Output all of the entries exactly as they are given.

App and web page records
Content starts

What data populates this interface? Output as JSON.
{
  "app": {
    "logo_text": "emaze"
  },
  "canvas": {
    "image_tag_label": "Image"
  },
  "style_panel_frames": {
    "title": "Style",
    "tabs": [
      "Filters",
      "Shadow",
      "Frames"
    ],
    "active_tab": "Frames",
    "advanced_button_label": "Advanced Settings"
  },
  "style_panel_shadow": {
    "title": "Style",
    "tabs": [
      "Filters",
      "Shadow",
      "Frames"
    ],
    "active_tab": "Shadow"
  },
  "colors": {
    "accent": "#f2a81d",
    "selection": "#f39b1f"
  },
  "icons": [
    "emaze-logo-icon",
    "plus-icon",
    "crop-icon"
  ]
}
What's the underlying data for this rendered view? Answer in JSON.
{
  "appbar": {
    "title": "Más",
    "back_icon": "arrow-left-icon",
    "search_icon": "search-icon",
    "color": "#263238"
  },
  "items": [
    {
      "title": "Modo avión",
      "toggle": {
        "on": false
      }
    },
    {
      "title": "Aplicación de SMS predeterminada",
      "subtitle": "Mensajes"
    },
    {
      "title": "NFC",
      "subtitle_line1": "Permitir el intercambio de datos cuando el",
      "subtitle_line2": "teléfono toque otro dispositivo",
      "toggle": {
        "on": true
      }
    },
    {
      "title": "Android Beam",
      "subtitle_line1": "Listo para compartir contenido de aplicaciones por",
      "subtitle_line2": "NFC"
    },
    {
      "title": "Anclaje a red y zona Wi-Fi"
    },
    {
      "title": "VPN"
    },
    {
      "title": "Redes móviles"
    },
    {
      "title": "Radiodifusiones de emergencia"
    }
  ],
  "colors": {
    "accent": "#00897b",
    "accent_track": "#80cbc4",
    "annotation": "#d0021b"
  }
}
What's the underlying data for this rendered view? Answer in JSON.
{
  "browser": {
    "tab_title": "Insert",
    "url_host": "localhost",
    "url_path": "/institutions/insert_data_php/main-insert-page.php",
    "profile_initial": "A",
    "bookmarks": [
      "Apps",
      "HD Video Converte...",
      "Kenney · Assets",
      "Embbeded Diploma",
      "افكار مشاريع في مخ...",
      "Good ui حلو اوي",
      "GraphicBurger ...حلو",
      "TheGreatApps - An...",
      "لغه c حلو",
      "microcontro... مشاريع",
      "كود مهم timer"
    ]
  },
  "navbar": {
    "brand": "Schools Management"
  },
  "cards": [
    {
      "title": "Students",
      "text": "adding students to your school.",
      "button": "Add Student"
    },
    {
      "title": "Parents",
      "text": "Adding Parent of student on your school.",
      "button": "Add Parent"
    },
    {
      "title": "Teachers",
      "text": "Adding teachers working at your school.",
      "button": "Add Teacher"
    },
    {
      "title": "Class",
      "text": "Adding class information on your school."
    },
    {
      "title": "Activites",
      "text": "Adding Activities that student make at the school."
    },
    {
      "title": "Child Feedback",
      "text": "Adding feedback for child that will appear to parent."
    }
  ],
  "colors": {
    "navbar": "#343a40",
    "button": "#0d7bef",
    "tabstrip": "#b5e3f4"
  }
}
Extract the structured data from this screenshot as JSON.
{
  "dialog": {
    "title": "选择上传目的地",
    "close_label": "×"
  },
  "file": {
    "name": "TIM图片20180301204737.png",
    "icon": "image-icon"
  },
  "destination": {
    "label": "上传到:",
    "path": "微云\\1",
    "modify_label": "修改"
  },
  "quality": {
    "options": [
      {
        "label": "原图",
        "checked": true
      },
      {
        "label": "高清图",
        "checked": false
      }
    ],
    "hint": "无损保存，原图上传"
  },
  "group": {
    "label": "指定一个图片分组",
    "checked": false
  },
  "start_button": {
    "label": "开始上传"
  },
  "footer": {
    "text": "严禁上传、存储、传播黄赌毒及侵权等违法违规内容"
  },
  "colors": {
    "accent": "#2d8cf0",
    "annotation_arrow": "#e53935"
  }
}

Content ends

Output for this exercise |
What data populates this interface? Output as JSON.
{
  "app": {
    "logo_text": "emaze"
  },
  "canvas": {
    "image_tag_label": "Image"
  },
  "style_panel_frames": {
    "title": "Style",
    "tabs": [
      "Filters",
      "Shadow",
      "Frames"
    ],
    "active_tab": "Frames",
    "advanced_button_label": "Advanced Settings"
  },
  "style_panel_shadow": {
    "title": "Style",
    "tabs": [
      "Filters",
      "Shadow",
      "Frames"
    ],
    "active_tab": "Shadow"
  },
  "colors": {
    "accent": "#f2a81d",
    "selection": "#f39b1f"
  },
  "icons": [
    "emaze-logo-icon",
    "plus-icon",
    "crop-icon"
  ]
}
What's the underlying data for this rendered view? Answer in JSON.
{
  "appbar": {
    "title": "Más",
    "back_icon": "arrow-left-icon",
    "search_icon": "search-icon",
    "color": "#263238"
  },
  "items": [
    {
      "title": "Modo avión",
      "toggle": {
        "on": false
      }
    },
    {
      "title": "Aplicación de SMS predeterminada",
      "subtitle": "Mensajes"
    },
    {
      "title": "NFC",
      "subtitle_line1": "Permitir el intercambio de datos cuando el",
      "subtitle_line2": "teléfono toque otro dispositivo",
      "toggle": {
        "on": true
      }
    },
    {
      "title": "Android Beam",
      "subtitle_line1": "Listo para compartir contenido de aplicaciones por",
      "subtitle_line2": "NFC"
    },
    {
      "title": "Anclaje a red y zona Wi-Fi"
    },
    {
      "title": "VPN"
    },
    {
      "title": "Redes móviles"
    },
    {
      "title": "Radiodifusiones de emergencia"
    }
  ],
  "colors": {
    "accent": "#00897b",
    "accent_track": "#80cbc4",
    "annotation": "#d0021b"
  }
}
What's the underlying data for this rendered view? Answer in JSON.
{
  "browser": {
    "tab_title": "Insert",
    "url_host": "localhost",
    "url_path": "/institutions/insert_data_php/main-insert-page.php",
    "profile_initial": "A",
    "bookmarks": [
      "Apps",
      "HD Video Converte...",
      "Kenney · Assets",
      "Embbeded Diploma",
      "افكار مشاريع في مخ...",
      "Good ui حلو اوي",
      "GraphicBurger ...حلو",
      "TheGreatApps - An...",
      "لغه c حلو",
      "microcontro... مشاريع",
      "كود مهم timer"
    ]
  },
  "navbar": {
    "brand": "Schools Management"
  },
  "cards": [
    {
      "title": "Students",
      "text": "adding students to your school.",
      "button": "Add Student"
    },
    {
      "title": "Parents",
      "text": "Adding Parent of student on your school.",
      "button": "Add Parent"
    },
    {
      "title": "Teachers",
      "text": "Adding teachers working at your school.",
      "button": "Add Teacher"
    },
    {
      "title": "Class",
      "text": "Adding class information on your school."
    },
    {
      "title": "Activites",
      "text": "Adding Activities that student make at the school."
    },
    {
      "title": "Child Feedback",
      "text": "Adding feedback for child that will appear to parent."
    }
  ],
  "colors": {
    "navbar": "#343a40",
    "button": "#0d7bef",
    "tabstrip": "#b5e3f4"
  }
}
Extract the structured data from this screenshot as JSON.
{
  "dialog": {
    "title": "选择上传目的地",
    "close_label": "×"
  },
  "file": {
    "name": "TIM图片20180301204737.png",
    "icon": "image-icon"
  },
  "destination": {
    "label": "上传到:",
    "path": "微云\\1",
    "modify_label": "修改"
  },
  "quality": {
    "options": [
      {
        "label": "原图",
        "checked": true
      },
      {
        "label": "高清图",
        "checked": false
      }
    ],
    "hint": "无损保存，原图上传"
  },
  "group": {
    "label": "指定一个图片分组",
    "checked": false
  },
  "start_button": {
    "label": "开始上传"
  },
  "footer": {
    "text": "严禁上传、存储、传播黄赌毒及侵权等违法违规内容"
  },
  "colors": {
    "accent": "#2d8cf0",
    "annotation_arrow": "#e53935"
  }
}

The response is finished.